Shelton proceeded to play some of his best tennis of the tournament. His shots were cleaner, gutsier; he attacked long rallies. The push worked. He broke Djokovic’s service game. Shelton stayed aggressive. He broke Djokovic again, forcing a tiebreak. The crowd roared, loving every moment of it.

The person not loving it: Novak Djokovic. He became visibly irritated. The crowd was cheering during his service motion—a sign he took as disrespect. Who was this punk? Consider: When Djokovic won his first Slam, the Australian Open in 2008, this kid in front of him was only five years old.
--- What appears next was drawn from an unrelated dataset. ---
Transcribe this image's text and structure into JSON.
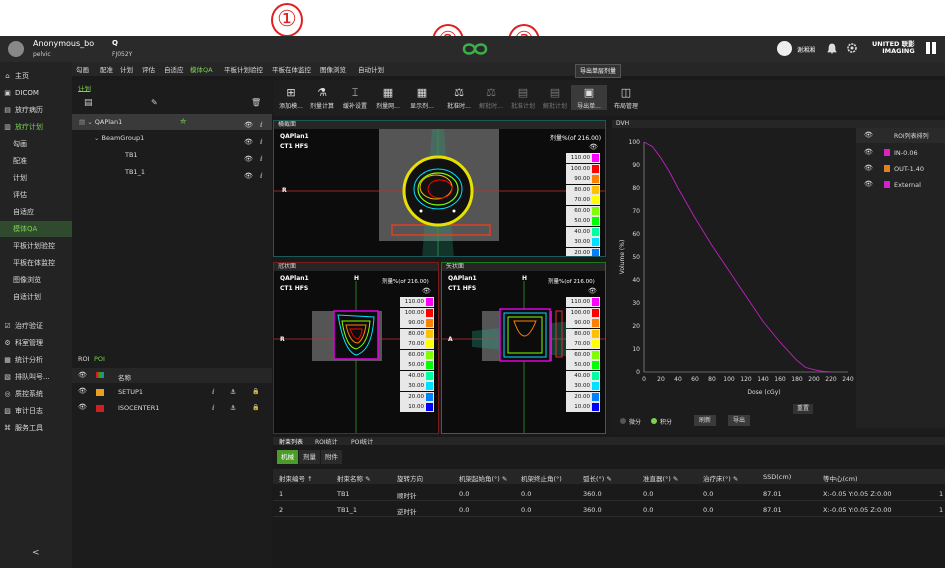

During his match against Ben Shelton, he played angry. Djokovic’s mean side emerged. He appeared furious to be pushed into a third-set tiebreak, pissed that the audience was celebrating a newbie more than him. Even though Djokovic eventually triumphed, he couldn’t help himself. He closed his victory over Shelton by imitating his phone celebration. It looked a little awkward—like an adult attempting a Fortnite dance. A chilly handshake followed.

The reaction to Djokovic’s celebration was mixed. Tennis writer Christopher Clarey questioned if Djokovic’s behavior was “really necessary.” Shelton, to his credit, thought very little of it. He didn’t even see it at the time, only afterward on TV. Besides, he hates when anyone polices a player’s behavior. To Shelton, if a guy wins, he gets to celebrate however he wants.

In a post-match presser, Djokovic explained himself. “I just love Ben’s celebration. I thought it was very original,” he said. “And I copied him. I stole his celebration.”

Bryan Shelton, however, was less amused, especially coming from a competitor like Djokovic. “He wants to be loved so much, Novak…” Bryan went on: “He wanted to mock Ben at the end. It wasn't something he was doing just to copy Ben. It was to mock him. And that's too bad, for that to come from such a great champion.”

Chris Eubanks had a different take. His gut reaction in the moment was to be protective of his friend. But the more he thought about it, the more he loved that Djokovic copied his friend’s phone celebration. Think about other sports: A defensive end tackles a quarterback and imitates his touchdown dance; someone dunks on Russell Westbrook and taunts him with his own rock-the-baby.

“This happens in every other sport,” Eubanks says. “We could use some more of this."

Ben Shelton hadn’t won the match, but he had succeeded at rattling maybe the best player to ever do it. With Shelton, the brash, rowdy energy of American sports is back in tennis.

Kevin Nguyen is a former GQ editor and the author of the novel New Waves.

Photographs by AF Webb
Styled by Brandon Tan
Grooming by Valissa Yoe using Oribe
Special thanks to SPORTIME/John McEnroe Tennis Academy

Originally Appeared on GQ